Task item. Pull every line that holds the word "right" from the entries.

(Website and app data records)
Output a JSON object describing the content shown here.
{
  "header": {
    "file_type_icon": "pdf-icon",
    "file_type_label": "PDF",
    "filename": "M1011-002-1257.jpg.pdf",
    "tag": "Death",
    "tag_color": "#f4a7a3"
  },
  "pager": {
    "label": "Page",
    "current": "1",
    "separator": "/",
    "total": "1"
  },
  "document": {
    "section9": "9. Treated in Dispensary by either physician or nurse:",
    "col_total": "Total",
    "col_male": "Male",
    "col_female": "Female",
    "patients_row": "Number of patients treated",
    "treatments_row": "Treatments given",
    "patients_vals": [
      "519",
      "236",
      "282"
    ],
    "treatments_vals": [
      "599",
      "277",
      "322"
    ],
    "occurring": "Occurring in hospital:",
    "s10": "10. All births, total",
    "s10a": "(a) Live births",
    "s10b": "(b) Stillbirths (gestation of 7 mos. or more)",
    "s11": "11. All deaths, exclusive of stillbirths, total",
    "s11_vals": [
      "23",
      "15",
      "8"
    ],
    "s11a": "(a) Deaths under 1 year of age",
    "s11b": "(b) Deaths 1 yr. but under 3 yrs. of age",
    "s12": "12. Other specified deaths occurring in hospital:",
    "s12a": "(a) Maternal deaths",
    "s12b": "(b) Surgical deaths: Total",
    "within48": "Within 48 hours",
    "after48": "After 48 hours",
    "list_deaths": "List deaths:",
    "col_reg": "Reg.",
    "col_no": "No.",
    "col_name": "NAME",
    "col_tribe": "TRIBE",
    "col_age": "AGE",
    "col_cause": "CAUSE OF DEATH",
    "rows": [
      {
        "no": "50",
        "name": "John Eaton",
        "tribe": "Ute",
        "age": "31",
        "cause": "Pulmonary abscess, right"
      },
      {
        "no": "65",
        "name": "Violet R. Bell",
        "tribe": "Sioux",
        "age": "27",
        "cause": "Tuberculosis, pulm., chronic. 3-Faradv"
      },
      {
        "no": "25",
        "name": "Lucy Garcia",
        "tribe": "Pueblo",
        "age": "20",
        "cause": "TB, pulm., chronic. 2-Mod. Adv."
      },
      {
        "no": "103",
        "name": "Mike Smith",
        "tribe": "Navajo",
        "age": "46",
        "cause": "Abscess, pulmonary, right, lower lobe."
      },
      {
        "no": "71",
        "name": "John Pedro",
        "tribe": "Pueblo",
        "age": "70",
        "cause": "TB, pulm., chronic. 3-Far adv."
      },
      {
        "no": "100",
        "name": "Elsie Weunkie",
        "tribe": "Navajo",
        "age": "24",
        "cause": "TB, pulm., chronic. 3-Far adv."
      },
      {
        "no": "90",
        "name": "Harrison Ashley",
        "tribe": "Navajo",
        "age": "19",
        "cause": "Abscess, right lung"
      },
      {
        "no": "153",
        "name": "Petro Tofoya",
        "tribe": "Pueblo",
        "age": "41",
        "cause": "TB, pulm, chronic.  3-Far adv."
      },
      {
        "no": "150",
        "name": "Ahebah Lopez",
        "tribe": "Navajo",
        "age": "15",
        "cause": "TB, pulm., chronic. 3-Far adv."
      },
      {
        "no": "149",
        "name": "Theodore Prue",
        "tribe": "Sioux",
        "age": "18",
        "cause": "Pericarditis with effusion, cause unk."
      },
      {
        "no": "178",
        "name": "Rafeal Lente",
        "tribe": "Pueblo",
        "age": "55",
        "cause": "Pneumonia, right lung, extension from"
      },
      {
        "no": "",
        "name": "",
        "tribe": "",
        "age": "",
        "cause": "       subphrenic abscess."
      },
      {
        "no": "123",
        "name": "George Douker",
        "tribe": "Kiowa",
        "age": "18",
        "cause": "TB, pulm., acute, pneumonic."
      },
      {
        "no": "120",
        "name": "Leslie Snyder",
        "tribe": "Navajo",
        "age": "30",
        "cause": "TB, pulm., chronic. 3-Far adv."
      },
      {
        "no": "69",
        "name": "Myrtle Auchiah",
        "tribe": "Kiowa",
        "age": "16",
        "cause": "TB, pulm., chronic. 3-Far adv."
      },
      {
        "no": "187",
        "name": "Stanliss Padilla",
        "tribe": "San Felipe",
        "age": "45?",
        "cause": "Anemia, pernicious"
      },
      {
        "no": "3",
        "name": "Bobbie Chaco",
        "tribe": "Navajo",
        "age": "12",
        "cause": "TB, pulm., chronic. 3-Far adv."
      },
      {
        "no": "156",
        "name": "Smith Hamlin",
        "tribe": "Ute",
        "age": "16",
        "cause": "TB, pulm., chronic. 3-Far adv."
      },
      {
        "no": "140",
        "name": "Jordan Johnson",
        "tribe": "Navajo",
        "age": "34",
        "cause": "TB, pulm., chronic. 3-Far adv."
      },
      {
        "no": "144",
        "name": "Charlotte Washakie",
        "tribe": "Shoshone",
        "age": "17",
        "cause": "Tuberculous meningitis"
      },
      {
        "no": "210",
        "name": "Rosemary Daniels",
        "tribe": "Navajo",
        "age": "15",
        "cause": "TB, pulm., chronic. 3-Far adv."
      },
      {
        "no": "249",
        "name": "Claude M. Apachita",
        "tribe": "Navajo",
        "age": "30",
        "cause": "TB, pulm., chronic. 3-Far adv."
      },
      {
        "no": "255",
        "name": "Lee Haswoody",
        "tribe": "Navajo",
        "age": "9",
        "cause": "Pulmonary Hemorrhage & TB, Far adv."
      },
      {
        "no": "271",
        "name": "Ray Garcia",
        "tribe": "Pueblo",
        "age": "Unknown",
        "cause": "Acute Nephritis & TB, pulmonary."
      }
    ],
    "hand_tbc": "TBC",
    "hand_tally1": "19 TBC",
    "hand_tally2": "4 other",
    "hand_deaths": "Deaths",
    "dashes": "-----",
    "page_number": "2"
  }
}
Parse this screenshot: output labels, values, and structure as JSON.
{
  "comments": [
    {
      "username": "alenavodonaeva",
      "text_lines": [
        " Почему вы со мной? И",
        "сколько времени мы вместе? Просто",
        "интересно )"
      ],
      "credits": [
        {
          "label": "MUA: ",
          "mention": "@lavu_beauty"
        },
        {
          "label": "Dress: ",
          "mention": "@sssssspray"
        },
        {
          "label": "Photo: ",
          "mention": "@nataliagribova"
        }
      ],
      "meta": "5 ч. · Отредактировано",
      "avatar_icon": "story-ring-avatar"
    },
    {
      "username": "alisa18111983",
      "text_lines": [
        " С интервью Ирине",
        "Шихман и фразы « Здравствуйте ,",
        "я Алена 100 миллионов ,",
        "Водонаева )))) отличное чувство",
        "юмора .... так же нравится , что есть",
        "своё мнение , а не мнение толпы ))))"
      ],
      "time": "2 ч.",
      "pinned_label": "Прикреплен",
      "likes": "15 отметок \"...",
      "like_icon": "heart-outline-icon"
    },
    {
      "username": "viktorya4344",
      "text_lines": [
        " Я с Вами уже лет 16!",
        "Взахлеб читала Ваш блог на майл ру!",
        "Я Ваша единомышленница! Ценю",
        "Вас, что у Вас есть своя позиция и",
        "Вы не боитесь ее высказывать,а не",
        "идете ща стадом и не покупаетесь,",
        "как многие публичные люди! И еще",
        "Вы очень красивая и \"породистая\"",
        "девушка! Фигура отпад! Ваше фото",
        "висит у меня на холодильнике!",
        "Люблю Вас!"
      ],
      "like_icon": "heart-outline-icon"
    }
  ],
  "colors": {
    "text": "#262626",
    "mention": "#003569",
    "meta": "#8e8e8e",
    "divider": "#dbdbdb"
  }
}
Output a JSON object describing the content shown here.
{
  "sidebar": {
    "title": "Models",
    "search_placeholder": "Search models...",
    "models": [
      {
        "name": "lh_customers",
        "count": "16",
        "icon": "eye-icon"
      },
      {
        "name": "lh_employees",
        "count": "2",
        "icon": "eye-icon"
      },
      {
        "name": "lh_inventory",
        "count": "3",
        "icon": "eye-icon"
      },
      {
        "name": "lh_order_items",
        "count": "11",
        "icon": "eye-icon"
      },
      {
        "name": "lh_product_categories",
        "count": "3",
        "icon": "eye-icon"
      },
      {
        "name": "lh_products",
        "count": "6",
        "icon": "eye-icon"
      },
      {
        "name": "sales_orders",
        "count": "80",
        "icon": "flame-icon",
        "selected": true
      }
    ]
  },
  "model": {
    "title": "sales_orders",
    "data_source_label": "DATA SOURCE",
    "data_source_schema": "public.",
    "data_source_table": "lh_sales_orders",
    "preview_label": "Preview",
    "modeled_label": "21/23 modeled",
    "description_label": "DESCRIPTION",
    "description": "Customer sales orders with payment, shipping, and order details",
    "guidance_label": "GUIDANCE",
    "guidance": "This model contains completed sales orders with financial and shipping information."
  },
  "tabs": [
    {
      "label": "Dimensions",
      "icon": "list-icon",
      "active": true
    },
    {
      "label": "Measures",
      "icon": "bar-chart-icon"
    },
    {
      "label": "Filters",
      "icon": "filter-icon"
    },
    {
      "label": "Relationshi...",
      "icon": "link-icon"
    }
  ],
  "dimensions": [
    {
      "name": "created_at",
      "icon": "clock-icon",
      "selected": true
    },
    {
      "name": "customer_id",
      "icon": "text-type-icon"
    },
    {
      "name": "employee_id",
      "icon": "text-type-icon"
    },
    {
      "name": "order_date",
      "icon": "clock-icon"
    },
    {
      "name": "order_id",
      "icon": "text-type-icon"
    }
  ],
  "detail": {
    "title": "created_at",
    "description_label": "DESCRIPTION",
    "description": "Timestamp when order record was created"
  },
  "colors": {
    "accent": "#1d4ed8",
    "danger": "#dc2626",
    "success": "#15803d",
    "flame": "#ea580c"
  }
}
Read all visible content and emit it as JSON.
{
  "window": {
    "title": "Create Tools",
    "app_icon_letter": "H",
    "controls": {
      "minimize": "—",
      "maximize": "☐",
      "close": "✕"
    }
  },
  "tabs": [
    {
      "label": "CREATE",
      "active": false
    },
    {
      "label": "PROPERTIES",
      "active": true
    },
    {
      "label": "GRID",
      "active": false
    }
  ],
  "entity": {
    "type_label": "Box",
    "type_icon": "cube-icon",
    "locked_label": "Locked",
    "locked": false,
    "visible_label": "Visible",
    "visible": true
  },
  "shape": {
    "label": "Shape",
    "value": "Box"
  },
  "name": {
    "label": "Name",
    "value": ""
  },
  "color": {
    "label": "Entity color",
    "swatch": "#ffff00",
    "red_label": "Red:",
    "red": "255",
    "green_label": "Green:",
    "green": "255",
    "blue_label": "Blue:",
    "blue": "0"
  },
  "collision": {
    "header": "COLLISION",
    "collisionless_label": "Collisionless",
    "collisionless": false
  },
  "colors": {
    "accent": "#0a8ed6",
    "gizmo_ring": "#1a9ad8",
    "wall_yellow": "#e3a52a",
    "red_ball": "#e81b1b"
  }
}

Answer for the task.
        "cause": "Pulmonary abscess, right"
        "cause": "Abscess, pulmonary, right, lower lobe."
        "cause": "Abscess, right lung"
        "cause": "Pneumonia, right lung, extension from"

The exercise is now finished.